Elijah set out and found Elisha son of Shaphat, who was ploughing. There were twelve yoke of oxen ahead of him, and he was with the twelfth. Elijah passed by him and threw his mantle over him. He left the oxen, ran after Elijah, and said, "Let me kiss my father and my mother, and then I will follow you." Then Elijah said to him, "Go back again; for what have I done to you?" He returned from following him, took the yoke of oxen, and slaughtered them; using the equipment from the oxen, he boiled their flesh, and gave it to the people, and they ate. Then he set out and followed Elijah, and became his servant.
Jesus said to his disciples, "You have heard that it was said to those of ancient times, 'You shall not swear falsely, but carry out the vows you have made to the Lord.' But I say to you, Do not swear at all, either by heaven, for it is the throne of God, or by the earth, for it is his footstool, or by Jerusalem, for it is the city of the great King. And do not swear by your head, for you cannot make one hair white or black. Let your word be 'Yes, Yes' or 'No, No'; anything more than this comes from the evil one."
Spiritually, we are still in our adolescent stage, old enough to be responsible but young enough to blunder and fall; far enough along to glimpse the new heavens and the new earth and yet at the same time still looking backward and in need of God's forgiveness and patience. In so many of his talks, Pope Francis manages to beautifully enshrine both idealism and a gritty awareness of our flawed, human condition. Despite our awareness of personal imperfections, he says, we should reach out to the future in hope, full of the joy of the Gospel.
A sense of belonging to "a new creation" appear in both readings. Elijah threw his cloak over the young man Elisha, showing that the older generation was passing from the scene and a new generation was taking its place. A similarly radical challenge is heard from Jesus in today's gospel: "Do not swear at all. Take no oaths, but say Yes when you mean Yes and No when you mean No."
The kingdom of God is a wonderful idea and glorious dream, but are Jesus' directives in the Sermon on the Mount literally possible in this world of ours?

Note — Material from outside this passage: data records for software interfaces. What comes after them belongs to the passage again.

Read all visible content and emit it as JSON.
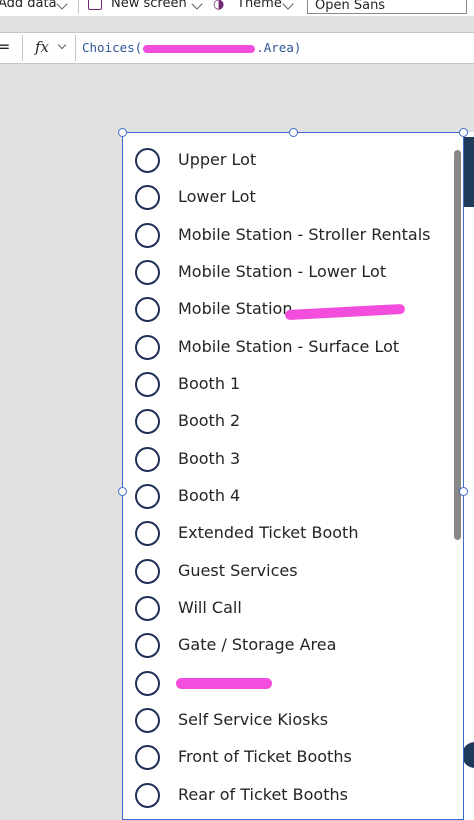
{
  "toolbar": {
    "add_data_label": "Add data",
    "new_screen_label": "New screen",
    "theme_label": "Theme",
    "font_value": "Open Sans"
  },
  "formula_bar": {
    "equals": "=",
    "fx_label": "fx",
    "formula_prefix": "Choices(",
    "formula_suffix": ".Area)"
  },
  "radio": {
    "options": [
      {
        "label": "Upper Lot"
      },
      {
        "label": "Lower Lot"
      },
      {
        "label": "Mobile Station - Stroller Rentals"
      },
      {
        "label": "Mobile Station - Lower Lot"
      },
      {
        "label": "Mobile Station"
      },
      {
        "label": "Mobile Station - Surface Lot"
      },
      {
        "label": "Booth 1"
      },
      {
        "label": "Booth 2"
      },
      {
        "label": "Booth 3"
      },
      {
        "label": "Booth 4"
      },
      {
        "label": "Extended Ticket Booth"
      },
      {
        "label": "Guest Services"
      },
      {
        "label": "Will Call"
      },
      {
        "label": "Gate / Storage Area"
      },
      {
        "label": ""
      },
      {
        "label": "Self Service Kiosks"
      },
      {
        "label": "Front of Ticket Booths"
      },
      {
        "label": "Rear of Ticket Booths"
      }
    ]
  },
  "colors": {
    "selection": "#3f6ac9",
    "radio_border": "#1f2f57",
    "redaction": "#f24ddc",
    "formula_text": "#2f5597"
  }
}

Some Christian groups try to follow them literally, keeping their speech simple and exact, neverexaggerating or "embroidering". Most people, however, and certainly Irish people, feel the need to say more than a crisp "Yes" or an absolute "No." We consider it fair that others need to check out our ID card and our driver's license, and we are willing in court to swear on the Bible that our words are true. We and our world are not yet fully there, in kingdom mode!
Jesus opposes the kind of oath taking that seeks to control God for one's own purposes, swearing by heaven, God's throne, or by earth, God's footstool, or by Jerusalem, the city of God. The temptation to control God for one's own purpose has been deeply rooted in the human spirit. Ancient magic was an attempt to control the spirit world for one's own purpose, and, indeed, the same could be said of certain forms of contemporary magic. Instead, the Lord's Prayer calls on us to begin by surrendering ourselves to God's purpose, 'your name be held holy, your kingdom come, your will be done.'
Jesus whole life teaches us that God's purpose for our lives is ultimately life-giving. In trust we can invite God to have God's way in our lives because that way is one that will lead to authentic life. It is not a case of manipulating God to serve our purposes but of giving ourselves over to serve God's purpose for our lives and for his creation, after the example of Jesus, who in the Garden of Gethsemane prayed, 'Father... not my will but yours be done', and after the example of Mary whose response to God's messenger was, 'Let it be to me according to your word.'